There are many interesting facts about the apparition one of which is that the image can still be seen today on the actual tilma. The tilma should have deteriorated within 20 years of the apparition but it has not. Another interesting fact is that when scientists use a microscope to look into the eyes of Mary on the image, they can see what was in front of Mary that day in 1531.

But the reason I love this title of Our Lady so much is that at the time that Our Lady appeared and in the  20years that followed it is estimated that more than 9 million native Mexicans were converted to the Catholic Faith. And this all happened at the very same time of the Protestant reformation in Europe, were many there were leaving the Church.

Our Lady of Guadalupe is patroness of the United States, of the Americas and of the Unborn. This last patronage is because in the image, she is pregnant (we know this because of the black belt she is wearing.)
All of us working toward an end to abortion need to constantly invoke our Mother's prayers under this title for the unborn and their mothers.

A fun family idea to honor these feast days is to have a Mexican dinner. Tacos, beans, rice, nachos are all easy to make and each member of the family can add their ingredients. (see post on December 15 for Giant Burrito recipe!)

Monday, December 6, 2010

Aunt Barbara and the Angel

Decorating traditions bring Central Ohioans comfort and joy

Sunday, November 21, 2010  03:02 AM

By Jim Weiker
THE COLUMBUS DISPATCH


Barbara Schmitz poses with an angel given to her by her brother.
Aunt Barbara with an angel from Uncle Johnny

Barbara Schmitz, Dublin, Ohio  
When decorating the family tree in 1972, Barbara Schmitz hung a small, clear plastic angel. The ornament was new that year, but Schmitz didn't mention it to anyone.

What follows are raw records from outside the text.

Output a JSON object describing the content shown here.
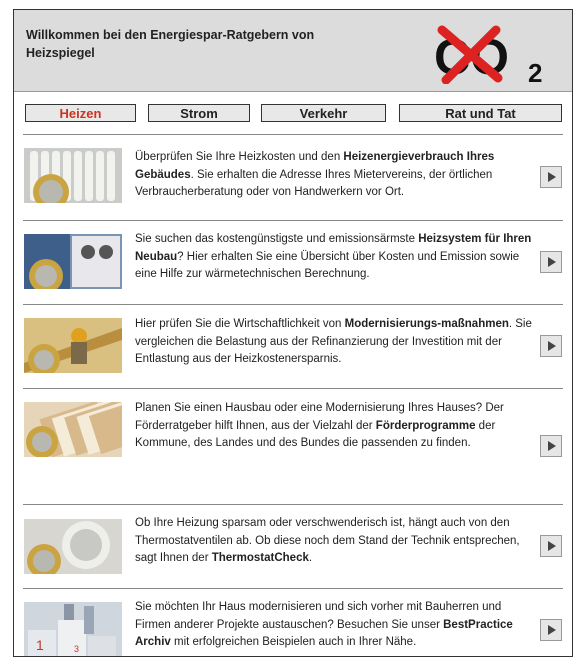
{
  "header": {
    "title": "Willkommen bei den Energiespar-Ratgebern von Heizspiegel",
    "logo_text": "CO",
    "logo_subscript": "2"
  },
  "tabs": [
    {
      "label": "Heizen",
      "active": true
    },
    {
      "label": "Strom",
      "active": false
    },
    {
      "label": "Verkehr",
      "active": false
    },
    {
      "label": "Rat und Tat",
      "active": false
    }
  ],
  "rows": [
    {
      "thumb": "radiator-coin-image",
      "parts": [
        {
          "t": "Überprüfen Sie Ihre Heizkosten und den ",
          "b": false
        },
        {
          "t": "Heizenergieverbrauch Ihres Gebäudes",
          "b": true
        },
        {
          "t": ". Sie erhalten die Adresse Ihres Mietervereins, der örtlichen Verbraucherberatung oder von Handwerkern vor Ort.",
          "b": false
        }
      ]
    },
    {
      "thumb": "boiler-coin-image",
      "parts": [
        {
          "t": "Sie suchen das kostengünstigste und emissionsärmste ",
          "b": false
        },
        {
          "t": "Heizsystem für Ihren Neubau",
          "b": true
        },
        {
          "t": "? Hier erhalten Sie eine Übersicht über Kosten und Emission sowie eine Hilfe zur wärmetechnischen Berechnung.",
          "b": false
        }
      ]
    },
    {
      "thumb": "construction-worker-image",
      "parts": [
        {
          "t": "Hier prüfen Sie die Wirtschaftlichkeit von ",
          "b": false
        },
        {
          "t": "Modernisierungs-maßnahmen",
          "b": true
        },
        {
          "t": ". Sie vergleichen die Belastung aus der Refinanzierung der Investition mit der Entlastung aus der Heizkostenersparnis.",
          "b": false
        }
      ]
    },
    {
      "thumb": "documents-coin-image",
      "parts": [
        {
          "t": "Planen Sie einen Hausbau oder eine Modernisierung Ihres Hauses? Der Förderratgeber hilft Ihnen, aus der Vielzahl der ",
          "b": false
        },
        {
          "t": "Förderprogramme",
          "b": true
        },
        {
          "t": " der Kommune, des Landes und des Bundes die passenden zu finden.",
          "b": false
        }
      ]
    },
    {
      "thumb": "thermostat-coin-image",
      "parts": [
        {
          "t": "Ob Ihre Heizung sparsam oder verschwenderisch ist, hängt auch von den Thermostatventilen ab. Ob diese noch dem Stand der Technik entsprechen, sagt Ihnen der ",
          "b": false
        },
        {
          "t": "ThermostatCheck",
          "b": true
        },
        {
          "t": ".",
          "b": false
        }
      ]
    },
    {
      "thumb": "podium-image",
      "parts": [
        {
          "t": "Sie möchten Ihr Haus modernisieren und sich vorher mit Bauherren und Firmen anderer Projekte austauschen? Besuchen Sie unser ",
          "b": false
        },
        {
          "t": "BestPractice Archiv",
          "b": true
        },
        {
          "t": " mit erfolgreichen Beispielen auch in Ihrer Nähe.",
          "b": false
        }
      ]
    }
  ],
  "arrow_icon": "play-arrow-icon",
  "colors": {
    "active_tab": "#cc3322",
    "header_bg": "#dcdcdc",
    "logo_cross": "#dd2222"
  }
}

It was her quiet way of acknowledging the baby she lost to a miscarriage eight months earlier.    The next year, the Dublin woman bought another angel ornament. Each Christmas she added another.   


This angel from Barbara Schmitz's collection of about 75 figurines belonged to her mother."I kept it to myself for a long time," said Schmitz, now 69 and the mother of three. "After I told people, my family, friends and relatives all started giving me angel ornaments."    Schmitz estimates that she now has 75 of the decorations, in all shapes, sizes and materials - glass, wood, pewter, paper, porcelain, steel, even a shell angel from Hawaii and a small plastic red angel once filled with juice that her daughter bought long ago at the checkout counter of a   Gold Circle store. The angel ornaments became so numerous that she bought a larger tree a few years ago to accommodate them all.   

When she decorates this week, Schmitz will place the angels on the tree randomly - except for her first one, which is always front and center.    "I always wanted to believe it was a little girl we lost, and that now she's an angel watching over me."     

See full story at http://www.dispatch.com/live/content/home_garden/stories/2010/11/21/comfort-and-joy.html?sid=101